SUPPLIED RECORDS –
....................

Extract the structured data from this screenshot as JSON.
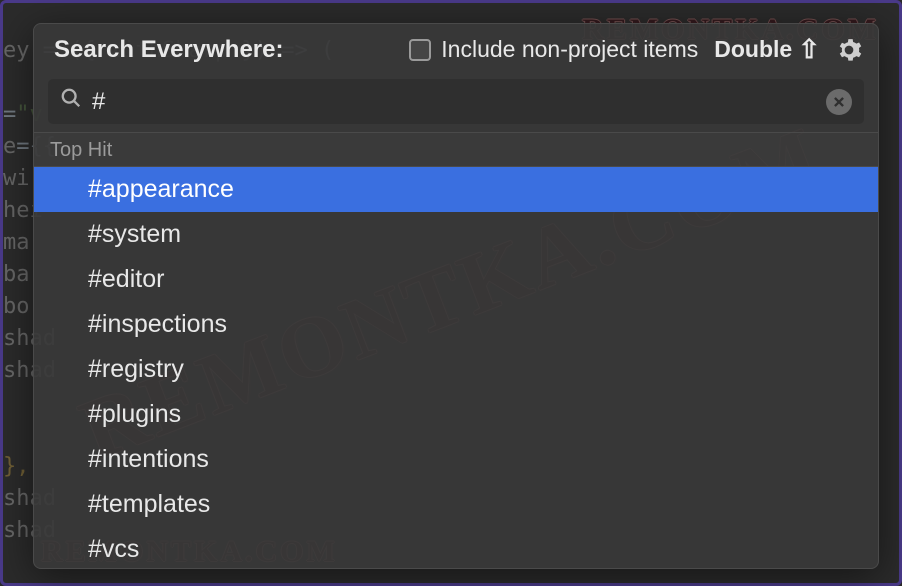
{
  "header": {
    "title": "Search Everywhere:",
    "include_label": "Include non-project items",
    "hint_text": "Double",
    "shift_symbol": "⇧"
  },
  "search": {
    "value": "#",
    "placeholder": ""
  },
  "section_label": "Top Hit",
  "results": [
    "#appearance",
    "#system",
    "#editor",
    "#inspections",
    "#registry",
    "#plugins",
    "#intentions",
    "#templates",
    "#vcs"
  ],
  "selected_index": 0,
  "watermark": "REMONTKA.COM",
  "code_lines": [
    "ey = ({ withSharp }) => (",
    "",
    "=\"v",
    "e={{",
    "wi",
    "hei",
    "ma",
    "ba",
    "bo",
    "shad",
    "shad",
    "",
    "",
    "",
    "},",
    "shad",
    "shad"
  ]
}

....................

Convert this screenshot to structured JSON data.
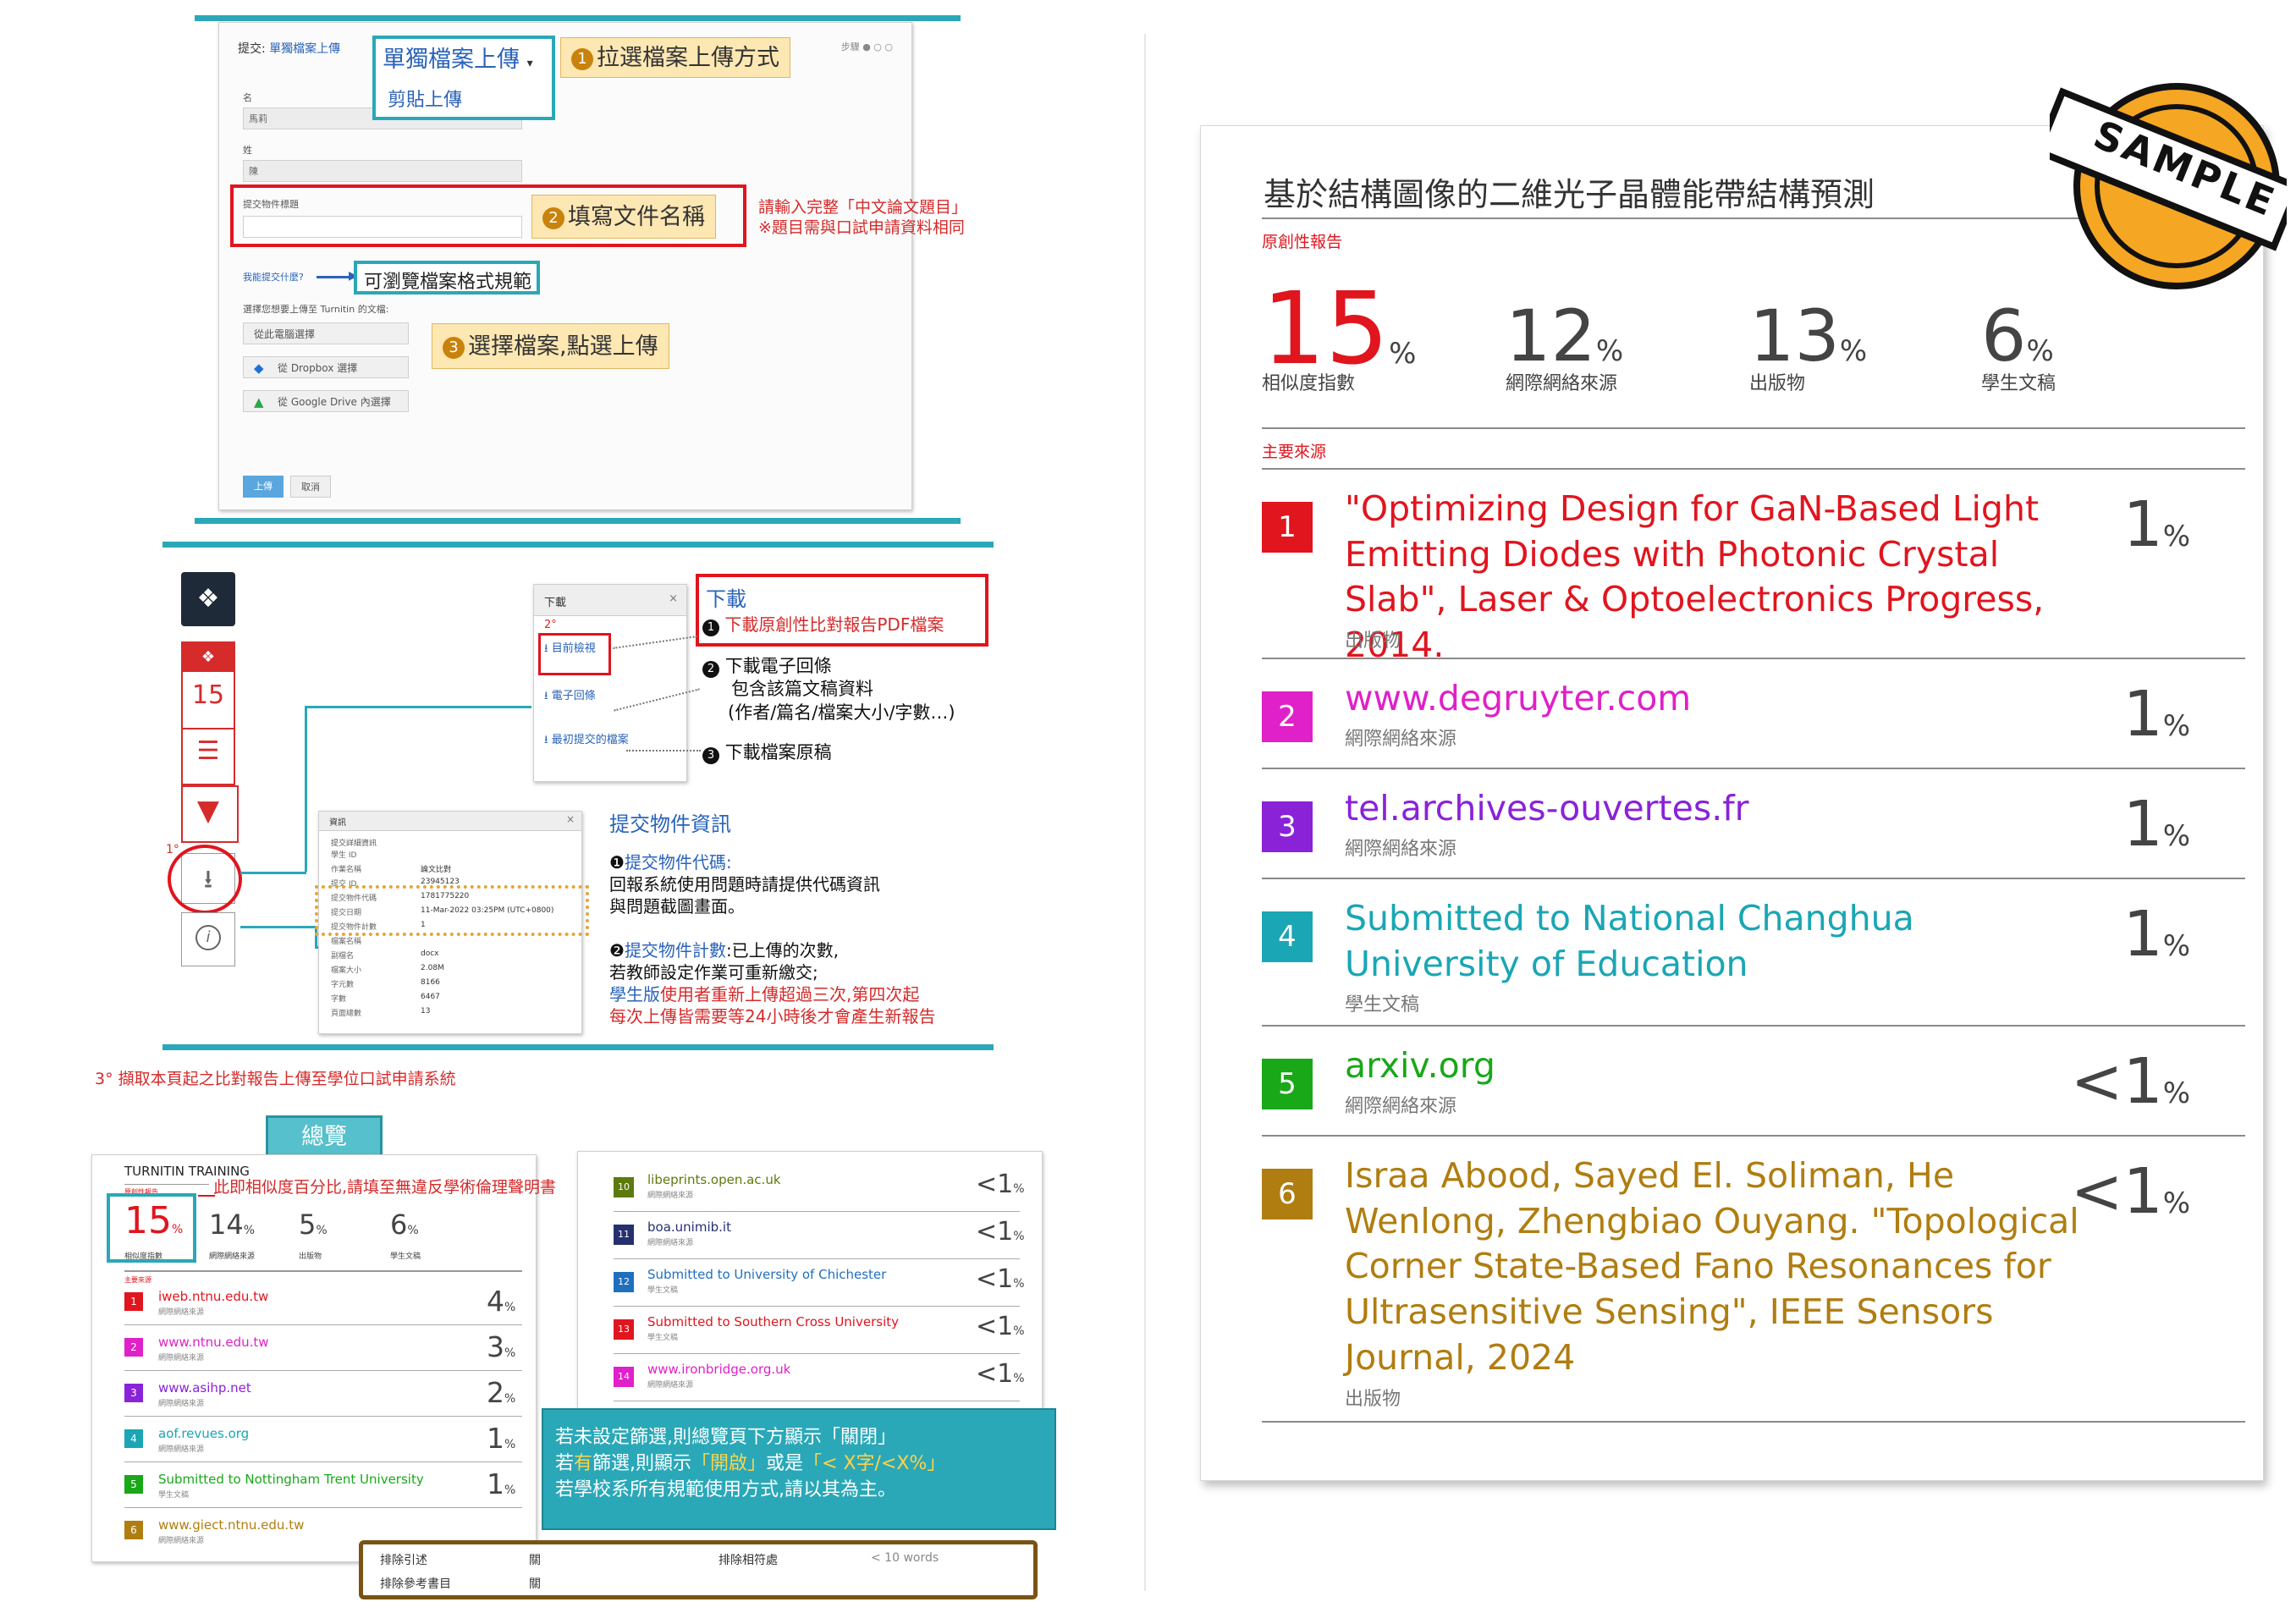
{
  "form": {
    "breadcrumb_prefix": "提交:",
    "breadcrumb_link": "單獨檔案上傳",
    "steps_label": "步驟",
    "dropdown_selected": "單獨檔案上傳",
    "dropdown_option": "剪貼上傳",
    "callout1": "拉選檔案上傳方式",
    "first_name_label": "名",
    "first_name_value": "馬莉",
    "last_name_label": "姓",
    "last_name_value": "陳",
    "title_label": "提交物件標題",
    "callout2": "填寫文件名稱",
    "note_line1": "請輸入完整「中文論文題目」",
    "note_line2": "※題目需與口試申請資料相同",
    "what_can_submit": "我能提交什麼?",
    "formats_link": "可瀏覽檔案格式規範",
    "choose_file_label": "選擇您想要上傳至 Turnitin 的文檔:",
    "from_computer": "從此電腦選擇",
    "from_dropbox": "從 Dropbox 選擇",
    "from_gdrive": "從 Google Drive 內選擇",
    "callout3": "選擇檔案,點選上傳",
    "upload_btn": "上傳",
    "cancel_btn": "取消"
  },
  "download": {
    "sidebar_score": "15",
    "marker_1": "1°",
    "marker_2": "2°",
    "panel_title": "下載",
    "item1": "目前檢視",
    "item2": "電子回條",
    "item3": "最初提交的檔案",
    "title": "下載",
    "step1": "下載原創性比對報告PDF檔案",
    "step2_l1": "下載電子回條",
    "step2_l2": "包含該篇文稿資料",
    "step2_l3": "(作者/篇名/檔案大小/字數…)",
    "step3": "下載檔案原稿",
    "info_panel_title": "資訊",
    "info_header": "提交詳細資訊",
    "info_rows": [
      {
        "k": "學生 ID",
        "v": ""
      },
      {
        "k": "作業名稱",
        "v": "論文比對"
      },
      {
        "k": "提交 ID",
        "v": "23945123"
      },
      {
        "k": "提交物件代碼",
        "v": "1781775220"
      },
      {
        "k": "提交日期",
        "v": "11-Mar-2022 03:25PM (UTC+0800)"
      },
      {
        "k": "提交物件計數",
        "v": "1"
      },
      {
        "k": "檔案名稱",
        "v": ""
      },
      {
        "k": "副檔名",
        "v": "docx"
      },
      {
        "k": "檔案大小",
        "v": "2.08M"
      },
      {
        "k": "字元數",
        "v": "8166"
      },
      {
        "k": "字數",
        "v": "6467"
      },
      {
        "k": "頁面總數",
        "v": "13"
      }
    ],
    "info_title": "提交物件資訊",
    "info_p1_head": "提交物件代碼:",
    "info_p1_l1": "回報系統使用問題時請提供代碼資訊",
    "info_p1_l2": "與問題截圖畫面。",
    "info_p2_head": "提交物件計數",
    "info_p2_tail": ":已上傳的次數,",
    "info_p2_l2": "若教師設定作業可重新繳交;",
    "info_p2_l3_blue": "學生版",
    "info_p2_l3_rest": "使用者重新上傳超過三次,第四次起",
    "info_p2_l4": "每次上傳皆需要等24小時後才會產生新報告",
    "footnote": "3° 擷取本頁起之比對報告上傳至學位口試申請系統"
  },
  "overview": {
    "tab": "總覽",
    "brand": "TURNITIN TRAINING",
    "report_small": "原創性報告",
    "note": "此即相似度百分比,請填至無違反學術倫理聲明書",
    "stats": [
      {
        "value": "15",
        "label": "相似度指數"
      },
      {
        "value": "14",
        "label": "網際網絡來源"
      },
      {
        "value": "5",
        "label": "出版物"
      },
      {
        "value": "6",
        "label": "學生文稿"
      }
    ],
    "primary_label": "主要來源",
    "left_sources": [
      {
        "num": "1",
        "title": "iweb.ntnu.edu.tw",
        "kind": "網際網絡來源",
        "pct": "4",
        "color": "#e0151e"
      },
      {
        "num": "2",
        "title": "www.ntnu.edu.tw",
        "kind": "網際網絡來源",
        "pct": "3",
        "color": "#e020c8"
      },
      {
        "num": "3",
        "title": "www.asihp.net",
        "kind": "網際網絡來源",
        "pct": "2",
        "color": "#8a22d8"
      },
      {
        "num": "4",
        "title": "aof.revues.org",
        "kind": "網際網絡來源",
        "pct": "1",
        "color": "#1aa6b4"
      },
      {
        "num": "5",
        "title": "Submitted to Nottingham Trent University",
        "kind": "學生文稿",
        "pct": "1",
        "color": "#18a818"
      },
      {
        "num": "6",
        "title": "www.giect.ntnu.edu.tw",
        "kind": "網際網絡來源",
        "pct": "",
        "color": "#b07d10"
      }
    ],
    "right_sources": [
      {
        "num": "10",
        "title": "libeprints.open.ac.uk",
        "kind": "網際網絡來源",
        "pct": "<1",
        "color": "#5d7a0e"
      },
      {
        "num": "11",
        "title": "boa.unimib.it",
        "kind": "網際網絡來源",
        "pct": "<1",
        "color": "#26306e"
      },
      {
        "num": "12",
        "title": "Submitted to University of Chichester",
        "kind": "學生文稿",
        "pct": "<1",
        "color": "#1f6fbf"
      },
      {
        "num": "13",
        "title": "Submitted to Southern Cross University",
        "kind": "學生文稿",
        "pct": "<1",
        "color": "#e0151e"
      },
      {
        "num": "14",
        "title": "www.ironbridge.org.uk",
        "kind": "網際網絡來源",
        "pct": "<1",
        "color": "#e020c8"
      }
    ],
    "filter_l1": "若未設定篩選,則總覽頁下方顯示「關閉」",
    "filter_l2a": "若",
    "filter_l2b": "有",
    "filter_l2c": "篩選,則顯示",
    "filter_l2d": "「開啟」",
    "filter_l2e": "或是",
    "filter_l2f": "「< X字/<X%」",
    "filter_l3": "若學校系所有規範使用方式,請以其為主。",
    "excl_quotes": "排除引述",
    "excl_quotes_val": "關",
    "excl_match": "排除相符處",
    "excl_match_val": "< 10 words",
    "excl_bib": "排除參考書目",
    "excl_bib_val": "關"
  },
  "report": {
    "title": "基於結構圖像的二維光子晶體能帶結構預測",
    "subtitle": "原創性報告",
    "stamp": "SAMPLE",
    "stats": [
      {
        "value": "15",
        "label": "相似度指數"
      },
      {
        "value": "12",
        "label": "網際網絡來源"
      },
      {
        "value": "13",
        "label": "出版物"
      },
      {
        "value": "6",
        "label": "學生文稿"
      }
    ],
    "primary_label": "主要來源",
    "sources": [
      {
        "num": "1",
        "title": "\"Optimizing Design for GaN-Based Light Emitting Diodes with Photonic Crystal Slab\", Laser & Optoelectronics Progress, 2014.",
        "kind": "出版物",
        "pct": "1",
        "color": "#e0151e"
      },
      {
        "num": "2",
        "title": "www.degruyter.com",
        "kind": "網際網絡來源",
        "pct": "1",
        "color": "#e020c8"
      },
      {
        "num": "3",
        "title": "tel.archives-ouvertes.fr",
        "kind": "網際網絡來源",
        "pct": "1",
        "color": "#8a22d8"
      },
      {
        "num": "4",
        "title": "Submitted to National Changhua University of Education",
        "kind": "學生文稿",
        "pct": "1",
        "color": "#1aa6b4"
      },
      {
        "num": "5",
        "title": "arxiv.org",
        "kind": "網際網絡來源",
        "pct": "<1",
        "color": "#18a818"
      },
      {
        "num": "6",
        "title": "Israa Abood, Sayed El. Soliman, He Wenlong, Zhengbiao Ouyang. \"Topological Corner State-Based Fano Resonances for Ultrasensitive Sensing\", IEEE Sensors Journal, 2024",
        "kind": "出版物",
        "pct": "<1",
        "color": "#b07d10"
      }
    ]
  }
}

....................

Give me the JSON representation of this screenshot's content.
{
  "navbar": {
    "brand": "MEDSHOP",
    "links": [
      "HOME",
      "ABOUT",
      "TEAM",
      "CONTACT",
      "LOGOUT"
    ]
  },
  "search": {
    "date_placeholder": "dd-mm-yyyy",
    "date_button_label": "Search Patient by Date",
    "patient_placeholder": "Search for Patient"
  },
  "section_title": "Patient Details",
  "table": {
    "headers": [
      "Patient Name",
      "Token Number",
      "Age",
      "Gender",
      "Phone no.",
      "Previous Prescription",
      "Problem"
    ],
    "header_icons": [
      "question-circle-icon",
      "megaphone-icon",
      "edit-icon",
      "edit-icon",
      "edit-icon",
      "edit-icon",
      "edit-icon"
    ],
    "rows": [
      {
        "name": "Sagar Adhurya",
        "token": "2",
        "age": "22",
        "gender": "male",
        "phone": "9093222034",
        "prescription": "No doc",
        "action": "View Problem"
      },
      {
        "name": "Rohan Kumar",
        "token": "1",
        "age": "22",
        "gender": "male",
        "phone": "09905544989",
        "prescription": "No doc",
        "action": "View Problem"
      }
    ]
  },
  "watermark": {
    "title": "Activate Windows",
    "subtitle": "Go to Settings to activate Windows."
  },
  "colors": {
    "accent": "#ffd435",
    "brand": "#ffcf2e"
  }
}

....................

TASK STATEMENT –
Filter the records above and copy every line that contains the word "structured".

TASK ANSWER –
Extract the structured data from this screenshot as JSON.
Convert this screenshot to structured JSON data.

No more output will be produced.